Data shown:

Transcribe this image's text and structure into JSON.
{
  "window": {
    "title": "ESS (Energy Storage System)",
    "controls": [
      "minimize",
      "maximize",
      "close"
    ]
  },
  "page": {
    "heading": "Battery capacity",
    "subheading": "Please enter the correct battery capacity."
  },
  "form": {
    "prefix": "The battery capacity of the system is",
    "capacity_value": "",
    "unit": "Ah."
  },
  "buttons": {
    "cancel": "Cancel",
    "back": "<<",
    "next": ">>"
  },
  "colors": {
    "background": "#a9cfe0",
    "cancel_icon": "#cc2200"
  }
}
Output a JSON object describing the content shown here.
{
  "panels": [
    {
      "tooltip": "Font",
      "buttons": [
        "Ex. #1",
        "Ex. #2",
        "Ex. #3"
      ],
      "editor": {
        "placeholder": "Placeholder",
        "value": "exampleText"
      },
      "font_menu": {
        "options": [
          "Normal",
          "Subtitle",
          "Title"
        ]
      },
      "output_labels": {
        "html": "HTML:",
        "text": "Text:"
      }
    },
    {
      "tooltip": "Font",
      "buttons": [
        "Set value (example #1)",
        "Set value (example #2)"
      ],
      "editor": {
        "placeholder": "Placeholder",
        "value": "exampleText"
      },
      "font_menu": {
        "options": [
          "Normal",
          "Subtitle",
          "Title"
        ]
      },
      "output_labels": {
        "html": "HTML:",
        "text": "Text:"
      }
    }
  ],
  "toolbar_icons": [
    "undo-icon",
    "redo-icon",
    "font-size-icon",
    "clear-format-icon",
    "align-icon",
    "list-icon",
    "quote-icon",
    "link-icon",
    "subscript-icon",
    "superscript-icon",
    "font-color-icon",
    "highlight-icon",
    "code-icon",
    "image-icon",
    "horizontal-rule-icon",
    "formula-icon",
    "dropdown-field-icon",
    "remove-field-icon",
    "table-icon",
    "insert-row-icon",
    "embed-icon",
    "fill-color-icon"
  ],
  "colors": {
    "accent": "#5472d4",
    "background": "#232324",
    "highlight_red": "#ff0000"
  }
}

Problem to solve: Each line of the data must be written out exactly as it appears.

Task solution:
Transcribe this image's text and structure into JSON.
{
  "window": {
    "title": "ESS (Energy Storage System)",
    "controls": [
      "minimize",
      "maximize",
      "close"
    ]
  },
  "page": {
    "heading": "Battery capacity",
    "subheading": "Please enter the correct battery capacity."
  },
  "form": {
    "prefix": "The battery capacity of the system is",
    "capacity_value": "",
    "unit": "Ah."
  },
  "buttons": {
    "cancel": "Cancel",
    "back": "<<",
    "next": ">>"
  },
  "colors": {
    "background": "#a9cfe0",
    "cancel_icon": "#cc2200"
  }
}
Output a JSON object describing the content shown here.
{
  "panels": [
    {
      "tooltip": "Font",
      "buttons": [
        "Ex. #1",
        "Ex. #2",
        "Ex. #3"
      ],
      "editor": {
        "placeholder": "Placeholder",
        "value": "exampleText"
      },
      "font_menu": {
        "options": [
          "Normal",
          "Subtitle",
          "Title"
        ]
      },
      "output_labels": {
        "html": "HTML:",
        "text": "Text:"
      }
    },
    {
      "tooltip": "Font",
      "buttons": [
        "Set value (example #1)",
        "Set value (example #2)"
      ],
      "editor": {
        "placeholder": "Placeholder",
        "value": "exampleText"
      },
      "font_menu": {
        "options": [
          "Normal",
          "Subtitle",
          "Title"
        ]
      },
      "output_labels": {
        "html": "HTML:",
        "text": "Text:"
      }
    }
  ],
  "toolbar_icons": [
    "undo-icon",
    "redo-icon",
    "font-size-icon",
    "clear-format-icon",
    "align-icon",
    "list-icon",
    "quote-icon",
    "link-icon",
    "subscript-icon",
    "superscript-icon",
    "font-color-icon",
    "highlight-icon",
    "code-icon",
    "image-icon",
    "horizontal-rule-icon",
    "formula-icon",
    "dropdown-field-icon",
    "remove-field-icon",
    "table-icon",
    "insert-row-icon",
    "embed-icon",
    "fill-color-icon"
  ],
  "colors": {
    "accent": "#5472d4",
    "background": "#232324",
    "highlight_red": "#ff0000"
  }
}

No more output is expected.